LARCHUK: ...The meat. And it was making things unfortunate. So they had to replace some of the real things with fake things for those reasons. In this version, I read that they - it is all real food in the supermarket. But because of the pandemic, they made sure that items like paper towels were not included in the set because they were like, this would not be a good look if we were stocking our fake supermarket...

THOMPSON: Hoarding.

LARCHUK: ...Yeah - with a bunch of hand sanitizer or whatever. So if you do look a little carefully past the bubbly product placement that I've noticed, you'll see that they have intentionally left out certain items out of the supermarket for that reason, which, you know, I appreciate.

THOMPSON: They're also donating a fairly enormous amount of food to food banks and stuff like that.

LARCHUK: I mean, it would be wild if they weren't, though, right?

THOMPSON: (Laughter) That's true. All right. Well, we want to know what you think about "Supermarket Sweep." Find us at facebook.com/pchh and on Twitter at @PCHH. That brings us to the end of our show. Travis, thanks so much for being here.

LARCHUK: Oh, my gosh. What a pleasure. Thank you, Stephen.

THOMPSON: And, of course, thank you for listening to POP CULTURE HAPPY HOUR from NPR. If you like game shows, make sure to check out NPR's Ask Me Another. You can find it wherever you subscribe to podcasts. We will see you all right back here tomorrow.

(SOUNDBITE OF MUSIC)

Copyright © 2020 NPR. All rights reserved. Visit our website terms of use and permissions pages at www.npr.org for further information.

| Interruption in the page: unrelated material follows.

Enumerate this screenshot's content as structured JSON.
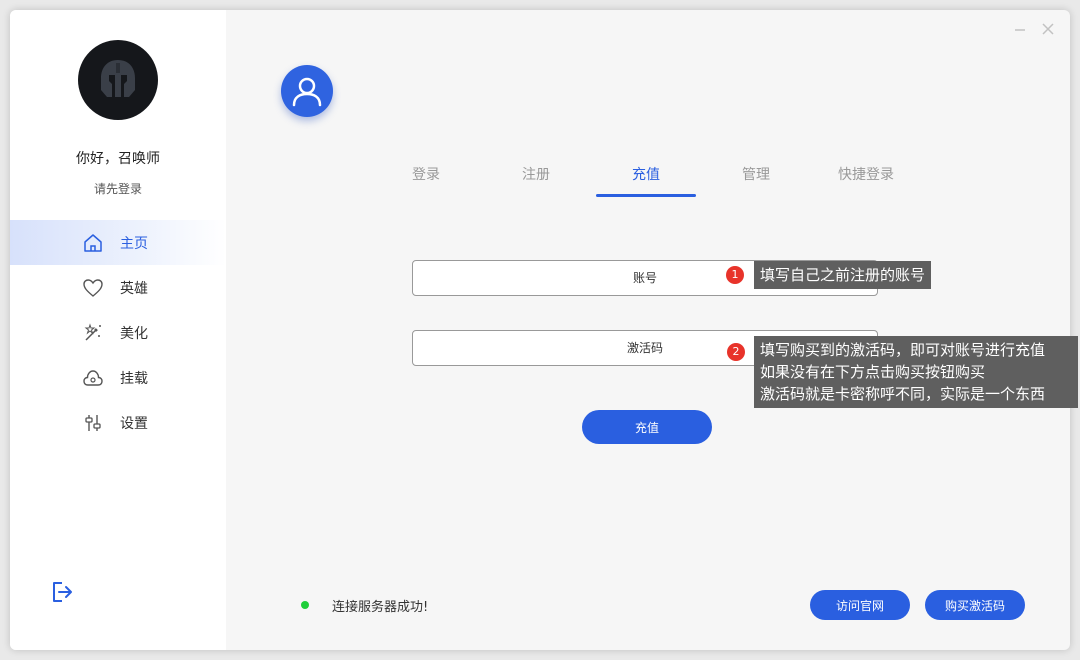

NPR transcripts are created on a rush deadline by Verb8tm, Inc., an NPR contractor, and produced using a proprietary transcription process developed with NPR. This text may not be in its final form and may be updated or revised in the future. Accuracy and availability may vary. The authoritative record of NPR’s programming is the audio record.